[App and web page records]
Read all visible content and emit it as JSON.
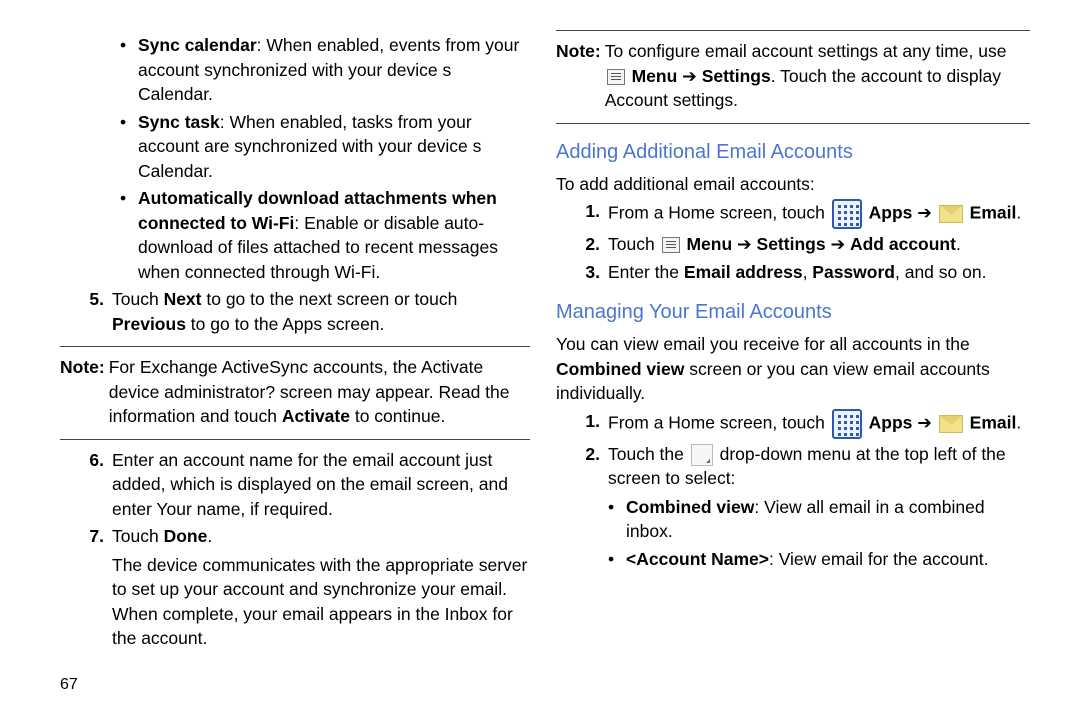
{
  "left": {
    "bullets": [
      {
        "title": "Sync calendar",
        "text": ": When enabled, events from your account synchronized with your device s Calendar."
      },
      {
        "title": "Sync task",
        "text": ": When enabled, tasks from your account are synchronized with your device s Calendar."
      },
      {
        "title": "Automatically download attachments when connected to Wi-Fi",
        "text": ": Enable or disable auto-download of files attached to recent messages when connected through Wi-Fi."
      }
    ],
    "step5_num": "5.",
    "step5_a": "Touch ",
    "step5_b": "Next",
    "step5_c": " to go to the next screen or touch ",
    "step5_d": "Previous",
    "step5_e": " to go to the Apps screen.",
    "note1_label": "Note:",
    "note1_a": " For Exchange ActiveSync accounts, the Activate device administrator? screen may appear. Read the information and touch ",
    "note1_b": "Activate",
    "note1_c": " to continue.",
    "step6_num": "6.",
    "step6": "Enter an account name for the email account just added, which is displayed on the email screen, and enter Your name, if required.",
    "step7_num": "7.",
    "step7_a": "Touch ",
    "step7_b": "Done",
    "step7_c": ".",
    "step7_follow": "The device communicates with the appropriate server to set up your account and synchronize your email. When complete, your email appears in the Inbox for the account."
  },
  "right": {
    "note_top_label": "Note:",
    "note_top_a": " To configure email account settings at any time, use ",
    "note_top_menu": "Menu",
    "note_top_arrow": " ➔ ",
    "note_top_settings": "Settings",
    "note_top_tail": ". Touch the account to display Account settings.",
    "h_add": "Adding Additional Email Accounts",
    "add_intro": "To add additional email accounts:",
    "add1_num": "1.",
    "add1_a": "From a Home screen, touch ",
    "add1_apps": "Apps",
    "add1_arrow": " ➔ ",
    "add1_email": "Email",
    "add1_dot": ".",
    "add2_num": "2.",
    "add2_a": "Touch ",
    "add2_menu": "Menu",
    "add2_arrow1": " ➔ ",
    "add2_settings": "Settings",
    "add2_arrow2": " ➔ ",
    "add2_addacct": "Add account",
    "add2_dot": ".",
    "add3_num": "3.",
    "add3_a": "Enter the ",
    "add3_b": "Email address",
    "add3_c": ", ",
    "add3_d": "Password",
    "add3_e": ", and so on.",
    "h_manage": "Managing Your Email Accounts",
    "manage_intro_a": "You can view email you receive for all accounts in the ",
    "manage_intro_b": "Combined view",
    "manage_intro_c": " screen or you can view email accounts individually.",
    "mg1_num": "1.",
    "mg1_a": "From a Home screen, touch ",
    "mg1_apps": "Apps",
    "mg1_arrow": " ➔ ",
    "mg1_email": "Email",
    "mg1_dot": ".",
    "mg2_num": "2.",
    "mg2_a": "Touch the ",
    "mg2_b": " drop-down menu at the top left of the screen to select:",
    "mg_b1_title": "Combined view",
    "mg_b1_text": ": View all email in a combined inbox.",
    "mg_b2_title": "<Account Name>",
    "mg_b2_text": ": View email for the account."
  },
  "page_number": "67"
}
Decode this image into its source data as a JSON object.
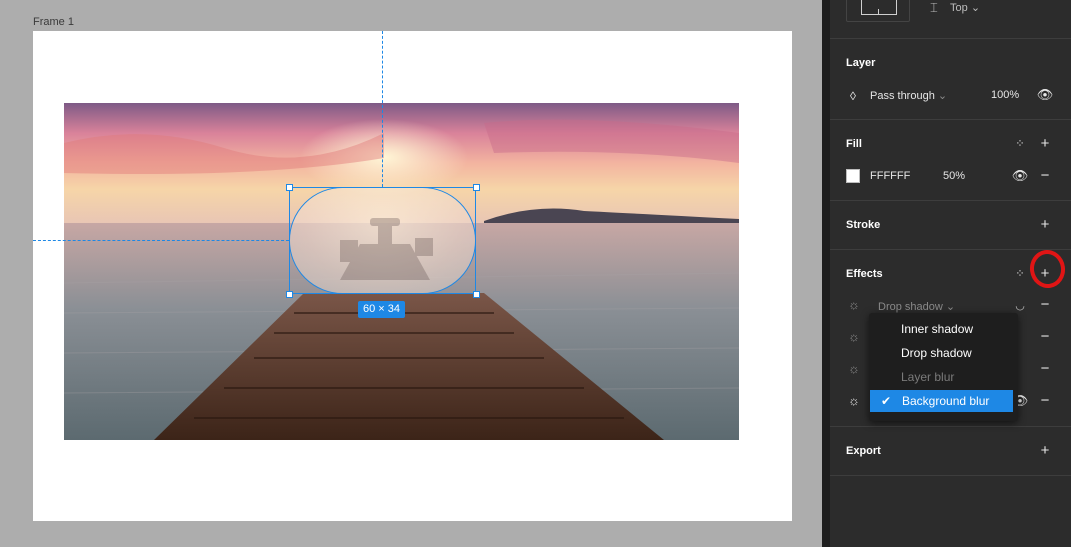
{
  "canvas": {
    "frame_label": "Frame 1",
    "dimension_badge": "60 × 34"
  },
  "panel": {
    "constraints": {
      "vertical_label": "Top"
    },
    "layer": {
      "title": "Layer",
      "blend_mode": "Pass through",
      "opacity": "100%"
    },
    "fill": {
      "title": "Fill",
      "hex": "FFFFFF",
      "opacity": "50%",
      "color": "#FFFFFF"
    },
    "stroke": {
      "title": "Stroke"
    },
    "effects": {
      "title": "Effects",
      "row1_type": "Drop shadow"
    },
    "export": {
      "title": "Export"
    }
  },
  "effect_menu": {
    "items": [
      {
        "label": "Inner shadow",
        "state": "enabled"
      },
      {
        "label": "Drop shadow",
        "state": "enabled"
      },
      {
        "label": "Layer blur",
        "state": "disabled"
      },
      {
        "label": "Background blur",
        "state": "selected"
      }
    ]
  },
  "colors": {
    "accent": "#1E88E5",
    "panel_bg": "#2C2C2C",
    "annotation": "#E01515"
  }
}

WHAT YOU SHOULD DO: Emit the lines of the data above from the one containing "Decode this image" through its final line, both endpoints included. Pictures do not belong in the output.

RESULT FOR THIS EXERCISE:
Decode this image into its source data as a JSON object.
{
  "canvas": {
    "frame_label": "Frame 1",
    "dimension_badge": "60 × 34"
  },
  "panel": {
    "constraints": {
      "vertical_label": "Top"
    },
    "layer": {
      "title": "Layer",
      "blend_mode": "Pass through",
      "opacity": "100%"
    },
    "fill": {
      "title": "Fill",
      "hex": "FFFFFF",
      "opacity": "50%",
      "color": "#FFFFFF"
    },
    "stroke": {
      "title": "Stroke"
    },
    "effects": {
      "title": "Effects",
      "row1_type": "Drop shadow"
    },
    "export": {
      "title": "Export"
    }
  },
  "effect_menu": {
    "items": [
      {
        "label": "Inner shadow",
        "state": "enabled"
      },
      {
        "label": "Drop shadow",
        "state": "enabled"
      },
      {
        "label": "Layer blur",
        "state": "disabled"
      },
      {
        "label": "Background blur",
        "state": "selected"
      }
    ]
  },
  "colors": {
    "accent": "#1E88E5",
    "panel_bg": "#2C2C2C",
    "annotation": "#E01515"
  }
}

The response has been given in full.